### WORK INSTRUCTION
The answer is an exact repetition of every entry, with all images left out.

### GIVEN RECORDS
>>

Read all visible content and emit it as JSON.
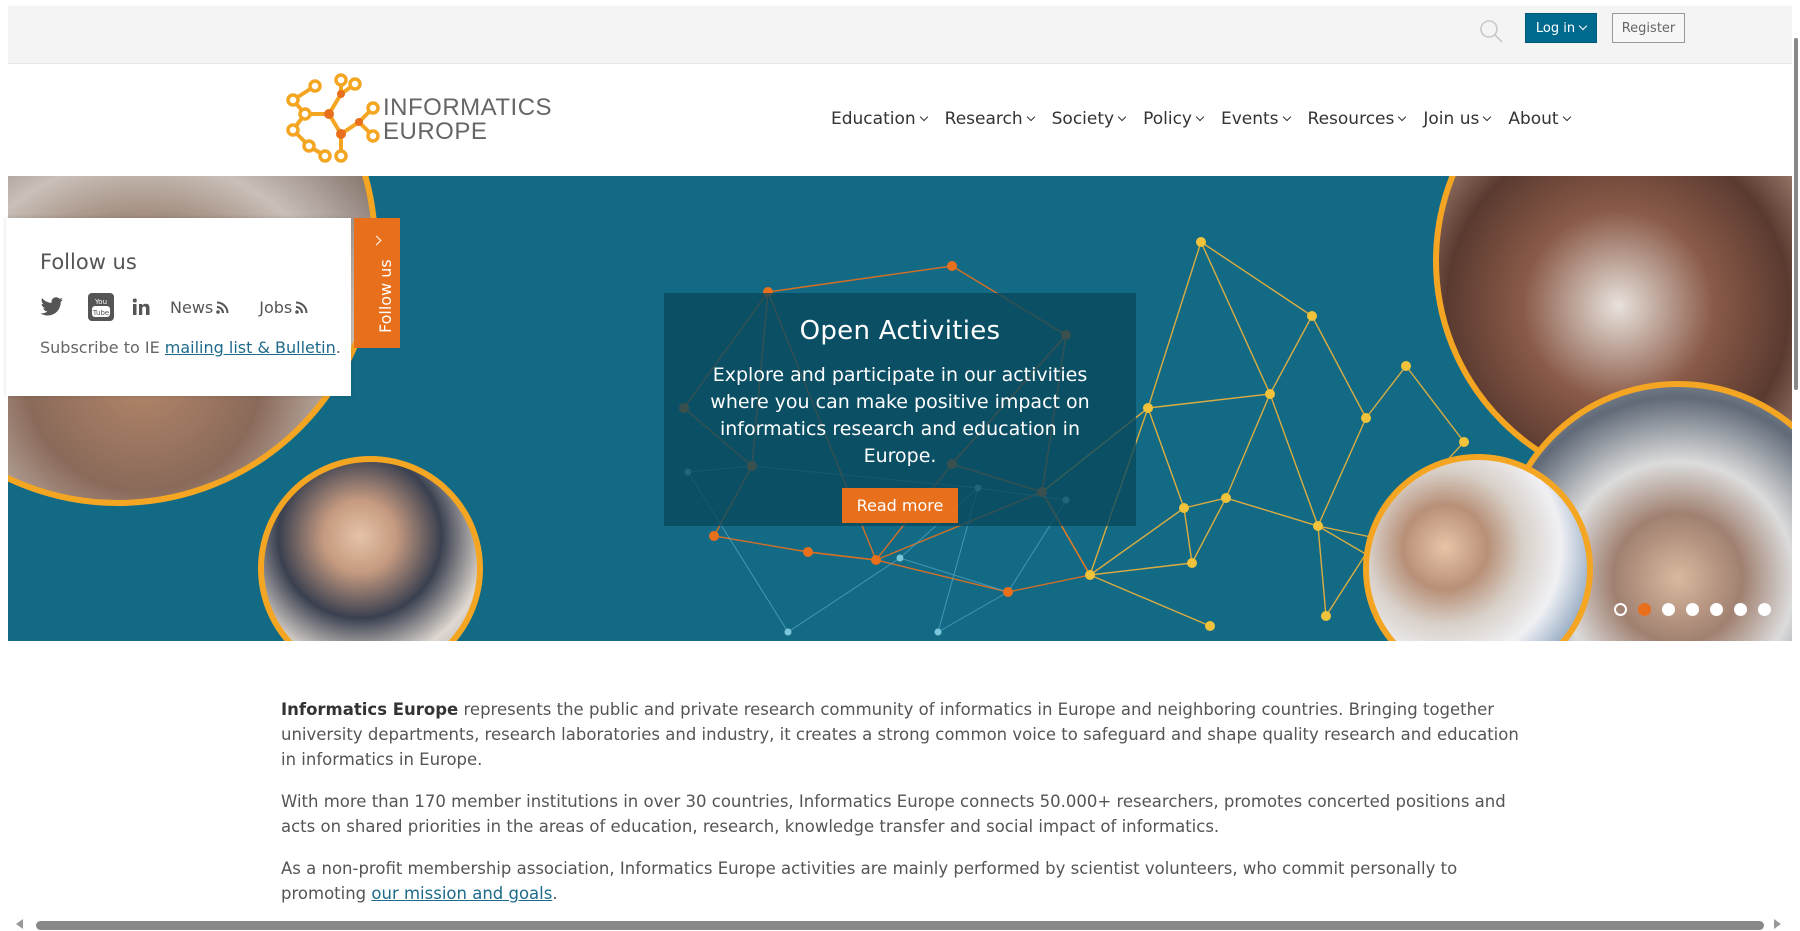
{
  "topbar": {
    "login_label": "Log in",
    "register_label": "Register"
  },
  "brand": {
    "line1": "INFORMATICS",
    "line2": "EUROPE",
    "orange": "#f4a623",
    "teal": "#006a8e"
  },
  "nav": {
    "items": [
      {
        "label": "Education"
      },
      {
        "label": "Research"
      },
      {
        "label": "Society"
      },
      {
        "label": "Policy"
      },
      {
        "label": "Events"
      },
      {
        "label": "Resources"
      },
      {
        "label": "Join us"
      },
      {
        "label": "About"
      }
    ]
  },
  "follow": {
    "title": "Follow us",
    "news_label": "News",
    "jobs_label": "Jobs",
    "subscribe_prefix": "Subscribe to IE ",
    "subscribe_link": "mailing list & Bulletin",
    "subscribe_suffix": ".",
    "tab_label": "Follow us"
  },
  "hero": {
    "title": "Open Activities",
    "body": "Explore and participate in our activities where you can make positive impact on informatics research and education in Europe.",
    "button_label": "Read more",
    "slide_count": 7,
    "active_slide": 2
  },
  "intro": {
    "p1_strong": "Informatics Europe",
    "p1_rest": " represents the public and private research community of informatics in Europe and neighboring countries. Bringing together university departments, research laboratories and industry, it creates a strong common voice to safeguard and shape quality research and education in informatics in Europe.",
    "p2": "With more than 170 member institutions in over 30 countries, Informatics Europe connects 50.000+ researchers, promotes concerted positions and acts on shared priorities in the areas of education, research, knowledge transfer and social impact of informatics.",
    "p3_text": "As a non-profit membership association, Informatics Europe activities are mainly performed by scientist volunteers, who commit personally to promoting ",
    "p3_link": "our mission and goals",
    "p3_end": "."
  }
}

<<

### OUTPUT FOR THIS TASK
Read all visible content and emit it as JSON.
{
  "topbar": {
    "login_label": "Log in",
    "register_label": "Register"
  },
  "brand": {
    "line1": "INFORMATICS",
    "line2": "EUROPE",
    "orange": "#f4a623",
    "teal": "#006a8e"
  },
  "nav": {
    "items": [
      {
        "label": "Education"
      },
      {
        "label": "Research"
      },
      {
        "label": "Society"
      },
      {
        "label": "Policy"
      },
      {
        "label": "Events"
      },
      {
        "label": "Resources"
      },
      {
        "label": "Join us"
      },
      {
        "label": "About"
      }
    ]
  },
  "follow": {
    "title": "Follow us",
    "news_label": "News",
    "jobs_label": "Jobs",
    "subscribe_prefix": "Subscribe to IE ",
    "subscribe_link": "mailing list & Bulletin",
    "subscribe_suffix": ".",
    "tab_label": "Follow us"
  },
  "hero": {
    "title": "Open Activities",
    "body": "Explore and participate in our activities where you can make positive impact on informatics research and education in Europe.",
    "button_label": "Read more",
    "slide_count": 7,
    "active_slide": 2
  },
  "intro": {
    "p1_strong": "Informatics Europe",
    "p1_rest": " represents the public and private research community of informatics in Europe and neighboring countries. Bringing together university departments, research laboratories and industry, it creates a strong common voice to safeguard and shape quality research and education in informatics in Europe.",
    "p2": "With more than 170 member institutions in over 30 countries, Informatics Europe connects 50.000+ researchers, promotes concerted positions and acts on shared priorities in the areas of education, research, knowledge transfer and social impact of informatics.",
    "p3_text": "As a non-profit membership association, Informatics Europe activities are mainly performed by scientist volunteers, who commit personally to promoting ",
    "p3_link": "our mission and goals",
    "p3_end": "."
  }
}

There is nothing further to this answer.